The Bookman’s Tale by Charlie Lovett had everything I thought I would love — old tomes, a sweet love story, and intrigue — yet somehow I found myself skipping sections wanting to just get on with it already. A portrait that eerily resembles antique bookseller Peter Byerly’s recently deceased wife sends him on a quest in which he stumbles upon quite possibly the Holy Grail of books, unequivocal evidence that William Shakespeare did indeed write all of his plays. Unfortunately, even for a bibliophile such as myself, this novel contained too much drawn-out description of book repair and jumped from present to past so much it disturbed the narrative flow. The story itself seemed to fit too easily, to come out too tidy for my tastes.

Dodie Smith’s I Capture the Castle transported me back to 1930s England courtesy of its charming seventeen-year-old narrator, Cassandra Mortmain, to watch her family deal with genteel poverty in an old castle where she and her sister live in the shadow of their once-famous author father and his second wife, the free-spirited Topaz. When two brothers inherit the estate next door, the story starts resembling a Jane Austen novel (in a good way). Truly a delight, this coming-of-age story was the perfect vacation read.

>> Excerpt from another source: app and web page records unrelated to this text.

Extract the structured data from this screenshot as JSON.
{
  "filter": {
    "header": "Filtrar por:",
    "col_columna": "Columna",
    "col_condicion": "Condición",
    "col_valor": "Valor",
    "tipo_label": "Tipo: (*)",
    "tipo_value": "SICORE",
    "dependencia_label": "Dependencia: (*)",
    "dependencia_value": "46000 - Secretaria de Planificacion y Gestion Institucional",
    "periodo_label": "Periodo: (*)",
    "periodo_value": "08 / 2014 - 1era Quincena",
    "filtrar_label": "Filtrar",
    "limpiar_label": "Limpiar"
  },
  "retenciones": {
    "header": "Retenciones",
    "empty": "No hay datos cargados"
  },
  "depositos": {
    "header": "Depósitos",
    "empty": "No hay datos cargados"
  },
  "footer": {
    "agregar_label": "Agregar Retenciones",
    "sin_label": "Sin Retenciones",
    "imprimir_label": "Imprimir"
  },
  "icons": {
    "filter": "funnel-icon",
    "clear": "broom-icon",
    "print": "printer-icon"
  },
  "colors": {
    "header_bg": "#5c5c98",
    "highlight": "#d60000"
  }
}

Then there was The Moon Sisters by Therese Walsh, a tale of two sisters coming to terms with their mother’s apparent suicide. If the author’s name seems familiar to my writer friends, Therese is the co-founder of Writer Unboxed. Beautiful writing and expert character development drove The Moon Sisters, elevating it from a good novel to a great one. This is magical realism at its finest as the sisters embark on a journey to lay their mother’s spirit to rest.

Next week:
A full review of my favorite book I read this summer. Hint: It involves Edgar Allan Poe, but he didn’t write it.

How about you? What books have you read lately and what did you think of them?